“There are people, still alive today,” Wall shares, “who have put hours and hours of their time and their money into this Club and people wanting to get rid of it…well, I just couldn’t let that happen.”
“I had about ten days to put a Board together. But I was able to do it. I was able to save the Club. It’s a historical place here in the Harbor.”
He has had good help. David Freeman, who lives in Raleigh, grew up coming to Sunset Harbor with his dad and now he feels it’s his turn to share the community he loves with his own children. Part of what Freeman remembers so well from his childhood in Sunset Harbor is the Brunswick County Fishing Club.
“It’s important to me for the next generation to see this Fishing Club right here and come in to remember the history and make new memories. I want the younger generation to come down and learn everything this Fishing Club has offered locally. There are a lot of memories here.”
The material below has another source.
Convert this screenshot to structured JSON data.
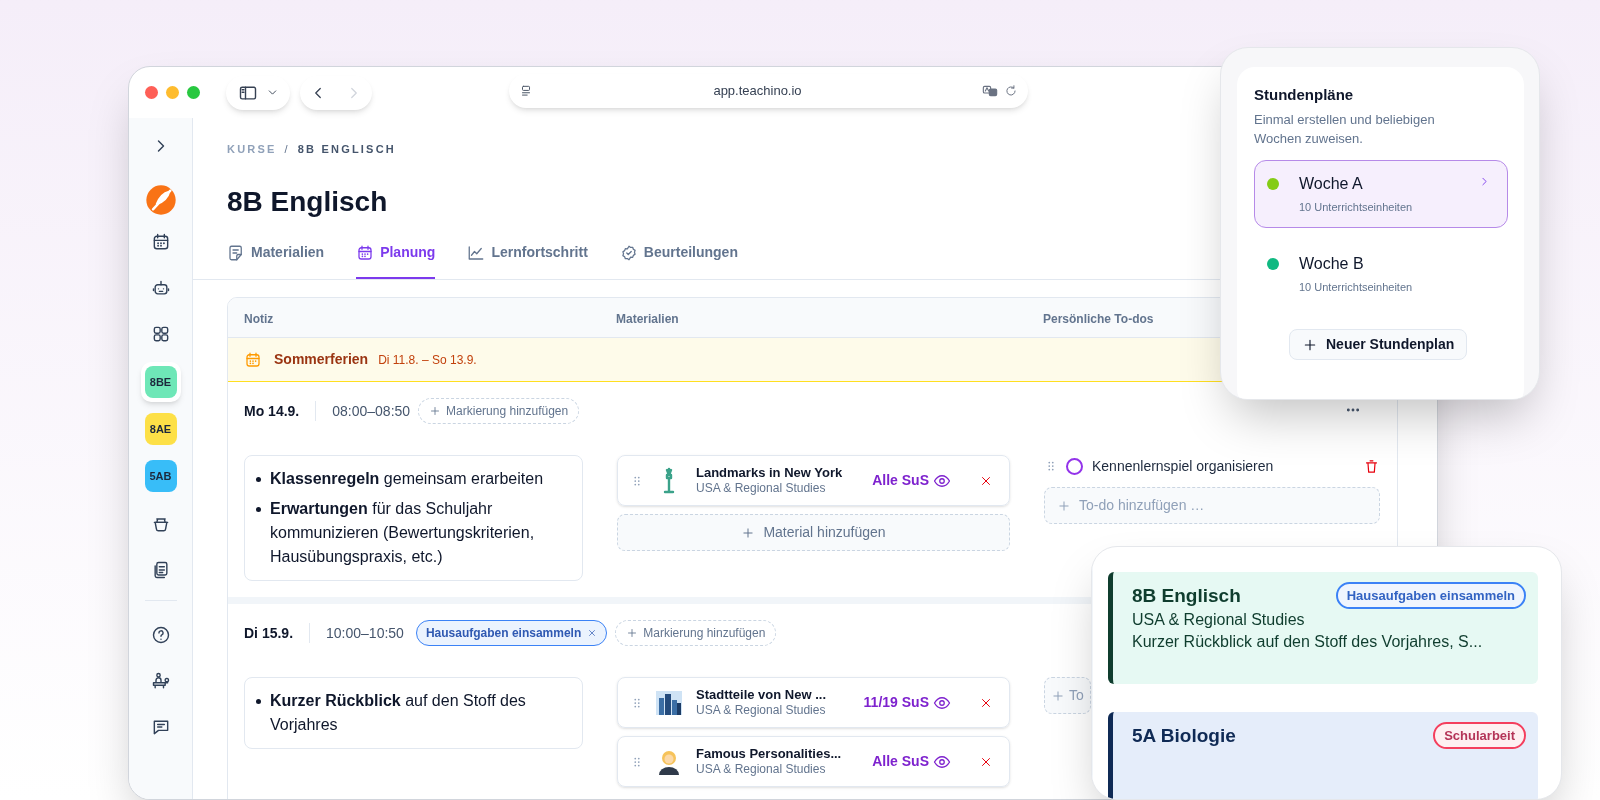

“I am not going to be on the scene long,” Wall admits, “and we need to get the younger generation interested in this Club, in fishing, in doing something besides sitting around on the computer. Get off the electronics and go fishing!”
Thus, inspired by the legacy behind them and hopeful for the future before them, the Brunswick County Fishing Club has been hard at work pursuing their decades-old mission.
“There aren’t many Fishing Clubs left,” Freeman points out, “but we’re still going and we’re growing! We have gotten a lot of new members this year. But we want to keep growing.”
Regrowing the Fishing Club has required a delicate balance between preserving and reinstituting traditions of old as well as thinking ahead. Today, the Brunswick County Fishing Club oversees the following:
- the creation of artificial reefs
- year-long fishing contests for both youth and adults
- a fishing tournament for children (the only entry requirement being a drawing)
- a fishing tournament for Fishing Club members
- Saturday morning breakfasts
- weekly BINGO nights (which were recently reinstated as part of the Club’s efforts to revitalize while simultaneously honoring their past)
They promote catch-and-release, community involvement, sustainability, and education.
“I have gotten so many messages recently from people asking if we teach how to fish and that’s a surprise,” Freeman shares. “So yes! We are going to teach! I’ve got an angler lined up and he is going to teach techniques of fishing. But we have a lot of knowledge here in this Club and we want to share that.”
Membership in the Club will be raised to $15/year next year and comes with three membership dinners, entry into the annual fishing tournament, and access to facilities. They are seeking a secretary to help move the Club forward and they warmly encourage the entire area to join them for BINGO on Saturday nights.
But there is no doubt that the Brunswick County Fishing Club members are ignited with a passion for the community they’ve created over the decades and wish for nothing more than to grow the love of the sport of fishing.
“Fishing is therapeutic,” Freeman says. “It’s being able to get out there and leave your worries behind. There is nothing else like it.”
Want to get involved in the Brunswick County Fishing Club?
Visit www.mybcfc.org or their Facebook page at www.facebook.com/Brunswick-County-Fishing-Club-Inc